every judicial sentence of privation supposes a superior jurisdiction over him
against whom the sentence is laid. But a general council, in the opinion of
adversaries, does not have a higher jurisdiction than does a heretical pope.
For he, by their supposition, before the declaratory sentence of a general
council, retains his papal jurisdiction; therefore a general council cannot
pass a declaratory sentence by which a Roman Pontiff is actually deprived of
his power; for that would be a sentence laid by an inferior against the true
sum, it needs to be said clearly that a [publicly] heretical Roman Pontiff
loses his power upon the very fact. Meanwhile a declaratory criminal sentence,
although it is merely declaratory, should not be disregarded, for it brings it
about, not that a pope is “judged” to be a heretic, but rather, that he is
shown to have been found heretical, that is, a general council declares the
fact of the crime by which a pope has separated himself from the Church and has
lost his rank.
I know of no author coming after Wernz who disputes this
analysis. See, e.g., Ayrinhac, CONSTITUTION (1930) 33; Sipos, ENCHIRIDION
(1954) 156; Regatillo, INSTITUTIONES I (1961) 299; Palazzini, DMC III (1966)
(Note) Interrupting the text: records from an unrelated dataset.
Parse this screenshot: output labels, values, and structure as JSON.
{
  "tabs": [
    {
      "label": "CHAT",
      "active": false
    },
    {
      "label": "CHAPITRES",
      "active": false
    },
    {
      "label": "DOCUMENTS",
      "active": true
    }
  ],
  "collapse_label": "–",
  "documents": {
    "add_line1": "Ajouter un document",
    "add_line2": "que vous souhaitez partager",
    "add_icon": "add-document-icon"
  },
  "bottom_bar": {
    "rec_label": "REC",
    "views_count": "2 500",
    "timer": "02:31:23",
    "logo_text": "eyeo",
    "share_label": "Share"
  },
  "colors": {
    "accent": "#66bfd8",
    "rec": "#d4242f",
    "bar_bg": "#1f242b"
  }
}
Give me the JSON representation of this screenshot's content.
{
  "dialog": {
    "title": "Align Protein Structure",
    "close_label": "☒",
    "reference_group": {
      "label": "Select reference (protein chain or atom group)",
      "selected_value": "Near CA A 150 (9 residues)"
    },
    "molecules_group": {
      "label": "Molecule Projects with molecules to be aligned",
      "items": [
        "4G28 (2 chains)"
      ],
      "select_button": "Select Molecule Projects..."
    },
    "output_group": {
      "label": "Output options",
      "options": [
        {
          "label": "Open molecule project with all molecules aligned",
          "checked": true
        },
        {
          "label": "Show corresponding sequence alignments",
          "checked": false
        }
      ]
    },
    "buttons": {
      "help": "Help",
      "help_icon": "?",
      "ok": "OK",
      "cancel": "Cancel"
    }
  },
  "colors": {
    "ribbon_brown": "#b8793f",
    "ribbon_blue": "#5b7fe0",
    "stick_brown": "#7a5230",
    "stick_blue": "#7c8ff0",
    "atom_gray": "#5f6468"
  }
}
573; and Wrenn (2001) above. As for the lack of detailed canonical
examination of the mechanics for assessing possible papal
heresy, Cocchi, COMMENTARIUM II/2 (1931) n. 155, ascribes it to the fact that
law provides for common cases and adapts for rarer; may I say again,
heretical popes are about as rare as rare can be and yet still be.
In sum, and while additional important points could be
offered on this matter, in the view of modern canonists from Wernz to Wrenn,
however remote is the possibility of a pope actually falling into heresy and
however difficult it might be to determine whether a pope has so fallen, such a
catastrophe, Deus vetet, would result in the loss of papal office.
May that fact serve as a check against those tempted to
engage in loose talk about popes and heresy.